A day driving in the rain finds us in Otorohanga North Island in a holiday park (short for RV park) right next to the Kiwi House which is closed now (though we heard a frenzy of bird calls) and we leave early Friday to get to our destination for our April 13 remembrance of my son’s death by suicide on that terrible Friday the 13th one year ago.
We might hear the Kiwi’s (the national endangered bird and symbol of NZ) in the morning but might have to wait to see the flightless bird at another sanctuary on the North Island.
We took the Interislander Ferry yesterday morning from Picton across the Cook Strait to Wellington, the nation’s capital,
and spent the afternoon looking for a NZ T-shirt with the Silver Fern logo and taking the old Cable Car up to lookout hill and the Botanic Gardens. The cable car broke down and the return trip became a lovely 40 minute winding walk through the garden and oldest cemetery in Wellington.
A slow traffic-filled ride to Waikanae
bought us back to our friends Adam, Mishbah, Maya and Maha to return their guide books and spend the evening and share our South Island adventure and enjoy Mishbah’s fabulous cooking. We learned that Adam’s cousin Scot Adams of Eden Prairie and CCL member (the reason we met Adam’s family) is now considering a trip to NZ next year. Feels a bit like a pay it forward experience.
The journey to the Kauri trees north of Auckland is a real haul with our time quickly fleeting. Mindy and I drove over 400 km today with another 400 + tomorrow.
Mindy knows how important this day of remembrance is to me and she is making it a team effort to do it all and remain reasonably sane thru the process. Even with the rain the beauty of the hill country in the central part of the North Island is spell binding.

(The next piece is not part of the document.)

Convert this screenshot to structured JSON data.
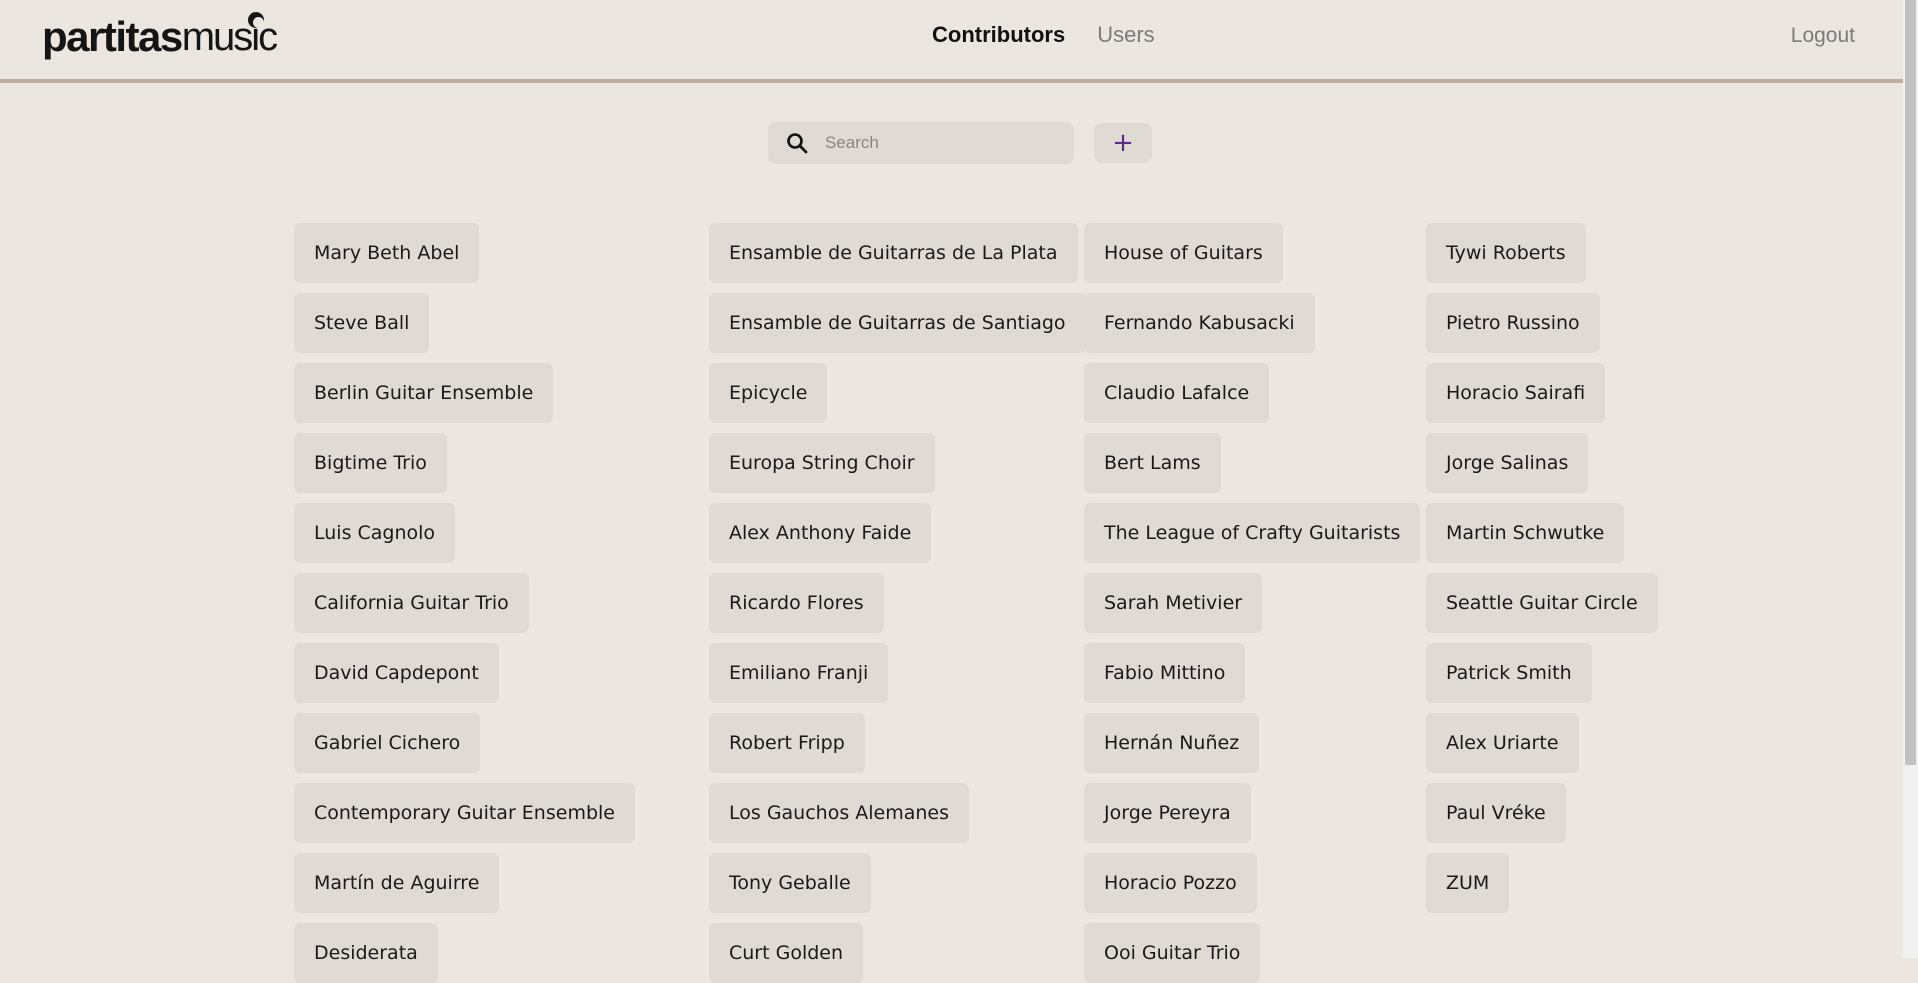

We stopped at the Levin Library for a rest stop and I picked up a book of US National Parks to show Mindy where Chris and I had gone on our first big adventure to Glacier National Park when he was five. Our first Amtrak trip, visiting Many Glacier Hotel where Uncle Tommy spent many summers working and climbing and our first wilderness camping at Two Medicine Lake near the Continental Divide where we got caught in a hail storm with gale force winds. What was I thinking? Luckily our new Moss tent held strong as Christopher calmly played with his legos while the stormed raged outside.
Remembering the amazing trips and moments we had together and as a family and community seems to be the best way to honor who Chris was/ is and to keep alive the spirit of love we have for each other.
More to come has we move toward April 13. Heard from Mary Fink, our house/ Pickles sitter, that it is snowing back home just like the huge snowstorm that hit last year the day and weekend after Chris’ death.
The cycles of life are truly remarkable.